The key question, that Glaeser declines to try to answer here, is why did people think such “rosy thoughts”? Thoma quotes Shiller, who argues that housing bubbles have happened because “people believed that both land and building materials were becoming relatively more scarce over time,” which is plainly false. Still, how come people in Las Vegas and Henderson believed houses would continue to go up, against the obvious evidence in front of their face of the utter lack of land and materials scarcity? Thoma suggests people assume a long-term premium on their “investment” in a home, because they make a semi-conscious connection between buy-and-hold investing in the stock market (presumed to bring surefire 8 percent returns over the long haul) and home ownership. But buying a home is a consumption purchase, not an investment.

The question then is why people were so quick to view housing as a great investment and all those renters out there as “suckers” who were “just throwing their money away.” The answer, I think, is straight-up propaganda. Consider how often the NAR economist is cited in the press as an objective expert on the meaning of housing data. Consider how much blather we hear from politicians about the ownership society and the sanctity of home owning. Think of the tax breaks and subsidies that homeowners get and seem to believe they deserve. Think of the whole parasitical class of real estate agents and the relentless advertising on their behalf and on the behalf of the mortgage lenders and banks.

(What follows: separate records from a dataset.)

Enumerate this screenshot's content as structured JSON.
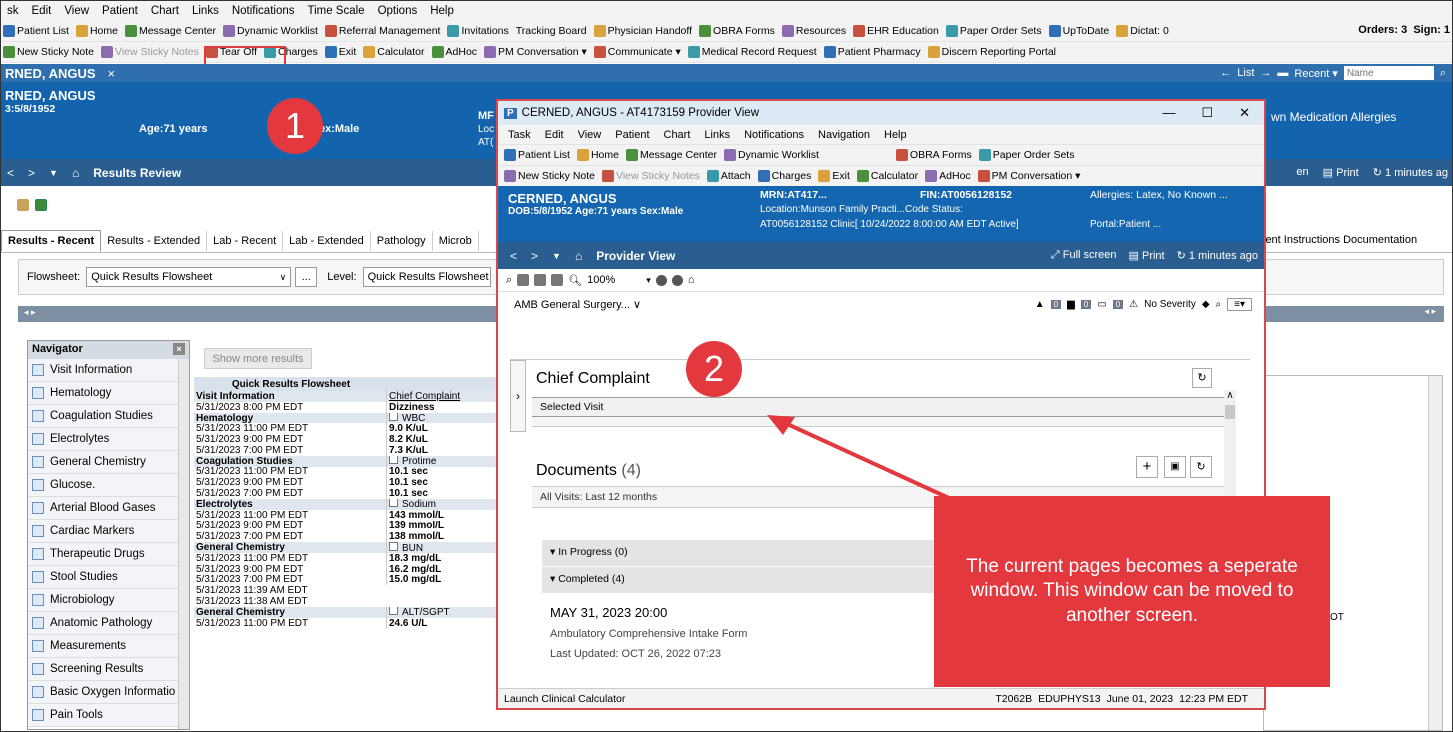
{
  "menu": [
    "sk",
    "Edit",
    "View",
    "Patient",
    "Chart",
    "Links",
    "Notifications",
    "Time Scale",
    "Options",
    "Help"
  ],
  "toolbar1": [
    {
      "label": "Patient List",
      "icon": "list-icon"
    },
    {
      "label": "Home",
      "icon": "home-icon"
    },
    {
      "label": "Message Center",
      "icon": "message-icon"
    },
    {
      "label": "Dynamic Worklist",
      "icon": "worklist-icon"
    },
    {
      "label": "Referral Management",
      "icon": "referral-icon"
    },
    {
      "label": "Invitations",
      "icon": "invite-icon"
    },
    {
      "label": "Tracking Board",
      "icon": ""
    },
    {
      "label": "Physician Handoff",
      "icon": "handoff-icon"
    },
    {
      "label": "OBRA Forms",
      "icon": "obra-icon"
    },
    {
      "label": "Resources",
      "icon": "resources-icon"
    },
    {
      "label": "EHR Education",
      "icon": "education-icon"
    },
    {
      "label": "Paper Order Sets",
      "icon": "paper-icon"
    },
    {
      "label": "UpToDate",
      "icon": "uptodate-icon"
    },
    {
      "label": "Dictat: 0",
      "icon": "dictate-icon"
    }
  ],
  "toolbar1_right": {
    "orders": "Orders: 3",
    "sign": "Sign: 1"
  },
  "toolbar2": [
    {
      "label": "New Sticky Note",
      "icon": "sticky-note-icon"
    },
    {
      "label": "View Sticky Notes",
      "icon": "view-notes-icon",
      "disabled": true
    },
    {
      "label": "Tear Off",
      "icon": "tear-off-icon",
      "highlight": true
    },
    {
      "label": "Charges",
      "icon": "charges-icon"
    },
    {
      "label": "Exit",
      "icon": "exit-icon"
    },
    {
      "label": "Calculator",
      "icon": "calculator-icon"
    },
    {
      "label": "AdHoc",
      "icon": "adhoc-icon"
    },
    {
      "label": "PM Conversation ▾",
      "icon": "pm-icon"
    },
    {
      "label": "Communicate ▾",
      "icon": "communicate-icon"
    },
    {
      "label": "Medical Record Request",
      "icon": "record-icon"
    },
    {
      "label": "Patient Pharmacy",
      "icon": "pharmacy-icon"
    },
    {
      "label": "Discern Reporting Portal",
      "icon": "discern-icon"
    }
  ],
  "patient_tab": {
    "name": "RNED, ANGUS",
    "close": "×"
  },
  "nav_right": {
    "list": "List",
    "recent": "Recent ▾",
    "name_placeholder": "Name"
  },
  "patient": {
    "name": "RNED, ANGUS",
    "dob": "3:5/8/1952",
    "age": "Age:71 years",
    "sex": "ex:Male",
    "mrn_partial": "MF",
    "loc_partial": "Loc",
    "at_partial": "AT(",
    "allergies_partial": "wn Medication Allergies"
  },
  "results": {
    "title": "Results Review",
    "screen_partial": "en",
    "print": "Print",
    "ago": "1 minutes ag"
  },
  "tabs": [
    "Results - Recent",
    "Results - Extended",
    "Lab - Recent",
    "Lab - Extended",
    "Pathology",
    "Microb"
  ],
  "tab_right": "ient Instructions Documentation",
  "flowsheet": {
    "label": "Flowsheet:",
    "value": "Quick Results Flowsheet",
    "more": "...",
    "level_label": "Level:",
    "level_value": "Quick Results Flowsheet"
  },
  "navigator": {
    "title": "Navigator",
    "items": [
      "Visit Information",
      "Hematology",
      "Coagulation Studies",
      "Electrolytes",
      "General Chemistry",
      "Glucose.",
      "Arterial Blood Gases",
      "Cardiac Markers",
      "Therapeutic Drugs",
      "Stool Studies",
      "Microbiology",
      "Anatomic Pathology",
      "Measurements",
      "Screening Results",
      "Basic Oxygen Informatio",
      "Pain Tools"
    ]
  },
  "show_more": "Show more results",
  "grid": {
    "header": "Quick Results Flowsheet",
    "rows": [
      {
        "a": "Visit Information",
        "b": "Chief Complaint",
        "h": true,
        "u": true
      },
      {
        "a": "5/31/2023 8:00 PM EDT",
        "b": "Dizziness"
      },
      {
        "a": "Hematology",
        "b": "WBC",
        "h": true,
        "c": true
      },
      {
        "a": "5/31/2023 11:00 PM EDT",
        "b": "9.0 K/uL"
      },
      {
        "a": "5/31/2023 9:00 PM EDT",
        "b": "8.2 K/uL"
      },
      {
        "a": "5/31/2023 7:00 PM EDT",
        "b": "7.3 K/uL"
      },
      {
        "a": "Coagulation Studies",
        "b": "Protime",
        "h": true,
        "c": true
      },
      {
        "a": "5/31/2023 11:00 PM EDT",
        "b": "10.1 sec"
      },
      {
        "a": "5/31/2023 9:00 PM EDT",
        "b": "10.1 sec"
      },
      {
        "a": "5/31/2023 7:00 PM EDT",
        "b": "10.1 sec"
      },
      {
        "a": "Electrolytes",
        "b": "Sodium",
        "h": true,
        "c": true
      },
      {
        "a": "5/31/2023 11:00 PM EDT",
        "b": "143 mmol/L"
      },
      {
        "a": "5/31/2023 9:00 PM EDT",
        "b": "139 mmol/L"
      },
      {
        "a": "5/31/2023 7:00 PM EDT",
        "b": "138 mmol/L"
      },
      {
        "a": "General Chemistry",
        "b": "BUN",
        "h": true,
        "c": true
      },
      {
        "a": "5/31/2023 11:00 PM EDT",
        "b": "18.3 mg/dL"
      },
      {
        "a": "5/31/2023 9:00 PM EDT",
        "b": "16.2 mg/dL"
      },
      {
        "a": "5/31/2023 7:00 PM EDT",
        "b": "15.0 mg/dL"
      },
      {
        "a": "5/31/2023 11:39 AM EDT",
        "b": ""
      },
      {
        "a": "5/31/2023 11:38 AM EDT",
        "b": ""
      },
      {
        "a": "General Chemistry",
        "b": "ALT/SGPT",
        "h": true,
        "c": true
      },
      {
        "a": "5/31/2023 11:00 PM EDT",
        "b": "24.6 U/L"
      }
    ]
  },
  "right_grid_partial": "OT",
  "window": {
    "title": "CERNED, ANGUS - AT4173159 Provider View",
    "controls": [
      "—",
      "☐",
      "✕"
    ],
    "menu": [
      "Task",
      "Edit",
      "View",
      "Patient",
      "Chart",
      "Links",
      "Notifications",
      "Navigation",
      "Help"
    ],
    "toolbar1": [
      "Patient List",
      "Home",
      "Message Center",
      "Dynamic Worklist",
      "OBRA Forms",
      "Paper Order Sets"
    ],
    "toolbar2": [
      "New Sticky Note",
      "View Sticky Notes",
      "Attach",
      "Charges",
      "Exit",
      "Calculator",
      "AdHoc",
      "PM Conversation ▾"
    ],
    "patient": {
      "name": "CERNED, ANGUS",
      "dob": "DOB:5/8/1952  Age:71 years   Sex:Male",
      "mrn": "MRN:AT417...",
      "fin": "FIN:AT0056128152",
      "allergies": "Allergies: Latex, No Known ...",
      "location": "Location:Munson Family Practi...Code Status:",
      "visit": "AT0056128152 Clinic[ 10/24/2022 8:00:00 AM EDT Active]",
      "portal": "Portal:Patient ..."
    },
    "nav": {
      "title": "Provider View",
      "full": "Full screen",
      "print": "Print",
      "ago": "1 minutes ago"
    },
    "zoom": "100%",
    "dropdown": "AMB General Surgery...",
    "counts": [
      "0",
      "0",
      "0"
    ],
    "severity": "No Severity",
    "chief": {
      "title": "Chief Complaint",
      "sub": "Selected Visit"
    },
    "documents": {
      "title": "Documents",
      "count": "(4)",
      "filter": "All Visits: Last 12 months",
      "in_progress": "In Progress (0)",
      "completed": "Completed (4)",
      "date": "MAY 31, 2023 20:00",
      "form": "Ambulatory Comprehensive Intake Form",
      "updated": "Last Updated: OCT 26, 2022 07:23"
    },
    "status": {
      "left": "Launch Clinical Calculator",
      "code": "T2062B",
      "user": "EDUPHYS13",
      "date": "June 01, 2023",
      "time": "12:23 PM EDT"
    }
  },
  "annotations": {
    "one": "1",
    "two": "2",
    "callout": "The current pages becomes a seperate window. This window can be moved to another screen."
  },
  "colors": {
    "accent_red": "#e3393e",
    "header_blue": "#1464ad",
    "nav_blue": "#2a5e90"
  }
}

In the U.S. an ideology about homeownership has become entrenched that seems guaranteed to produce irrational (by economists’ standards) views about home owning. So it’s hardly surprising that this ideology yielded a housing market full of deluded buyers and sellers who had little understanding of the true value of what they were bargaining over. Sadly, very little has been done, even now, to dismantle this erroneous view of housing. Perhaps because of the vested interests—I doubt my neighborhood broker has taken down his cartoon.

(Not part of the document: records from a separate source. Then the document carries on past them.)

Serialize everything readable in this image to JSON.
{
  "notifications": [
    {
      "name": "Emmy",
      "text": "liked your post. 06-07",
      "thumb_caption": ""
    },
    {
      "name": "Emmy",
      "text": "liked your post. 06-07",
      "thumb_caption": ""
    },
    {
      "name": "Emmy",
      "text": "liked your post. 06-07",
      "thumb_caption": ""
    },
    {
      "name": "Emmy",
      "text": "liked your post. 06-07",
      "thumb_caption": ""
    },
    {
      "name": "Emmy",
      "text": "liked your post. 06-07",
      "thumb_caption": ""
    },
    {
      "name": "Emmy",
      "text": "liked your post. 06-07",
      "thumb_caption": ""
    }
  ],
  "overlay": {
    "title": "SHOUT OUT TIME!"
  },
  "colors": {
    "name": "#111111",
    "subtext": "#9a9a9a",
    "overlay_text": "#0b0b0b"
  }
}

by Lara Killian

7 Jul 2009

A long weekend in summer is a great opportunity to spend some quality time with a good book. In the the US this past weekend, I’m sure lots of people took advantage of the three day weekend to relax with a good read. Did you?

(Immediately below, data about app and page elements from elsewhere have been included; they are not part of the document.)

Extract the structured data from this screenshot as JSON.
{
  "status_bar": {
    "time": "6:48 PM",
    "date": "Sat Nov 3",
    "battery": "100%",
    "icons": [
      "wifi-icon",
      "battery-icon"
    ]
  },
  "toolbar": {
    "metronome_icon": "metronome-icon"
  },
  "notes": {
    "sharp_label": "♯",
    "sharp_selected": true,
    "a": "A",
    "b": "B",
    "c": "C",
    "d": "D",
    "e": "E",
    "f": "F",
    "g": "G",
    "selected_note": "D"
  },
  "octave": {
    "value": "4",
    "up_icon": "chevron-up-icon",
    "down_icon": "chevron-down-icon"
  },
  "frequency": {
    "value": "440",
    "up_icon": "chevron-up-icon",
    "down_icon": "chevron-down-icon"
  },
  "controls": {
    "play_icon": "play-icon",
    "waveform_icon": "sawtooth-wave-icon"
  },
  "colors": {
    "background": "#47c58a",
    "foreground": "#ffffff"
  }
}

I just finished reading Sherman Alexie’s The Absolutely True Diary of a Part-time Indian (2007). The book is three-quarters young adult diary-style musings and 25 percent cartoon illustrations to add emphasis to the trials and tribulations of Junior, the protagonist.


Alexie has written an outstanding account of bravery in the face of racism, and with a sense of humor that comes through in unflinching prose as well as the accompanying cartoons. Junior draws to ease his discomfort at not fitting into the reservation community where he has grown up and where his childhood classmates feel his loyalties should lie, and his difficulty in assimilating into the white middle-class school down the road.

Part-time Indian is a fast read, and completely captivating. By looking at his future horizon rather than getting totally discouraged by his present poverty, Junior proves to everyone around him the value of striving to succeed even when no one has managed it before.

by PopMatters Staff

7 Jul 2009

The always impressive Blitzen Trapper unleashes an impressively artistic new video for “Black River Killer”.

by PopMatters Staff

7 Jul 2009

Brendan Benson
My Old, Familiar Friend
Releasing: 18 August 2009 (US) / 24 August 2009 (UK)

01. A Whole Lot Better
02. Eyes on the Horizon
03. Garbage Day
04. Gonowhere
05. Feel Like Taking You Home
06. You Make a Fool Out of Me
07. Poised and Ready
08. Don’t Want to Talk
09. Misery
10. Lesson Learned
11. Borrow

Brendan Benson
“Don’t Wanna Talk” [MP3]

“Feel Like Taking You Home”[MP3]

//Mixed media

NYFF 2017: 'Mudbound'

// Notes from the Road

"Dee Rees’ churning and melodramatic epic follows two families in 1940s Mississippi, one black and one white, and the wars they fight abroad and at home.

READ the article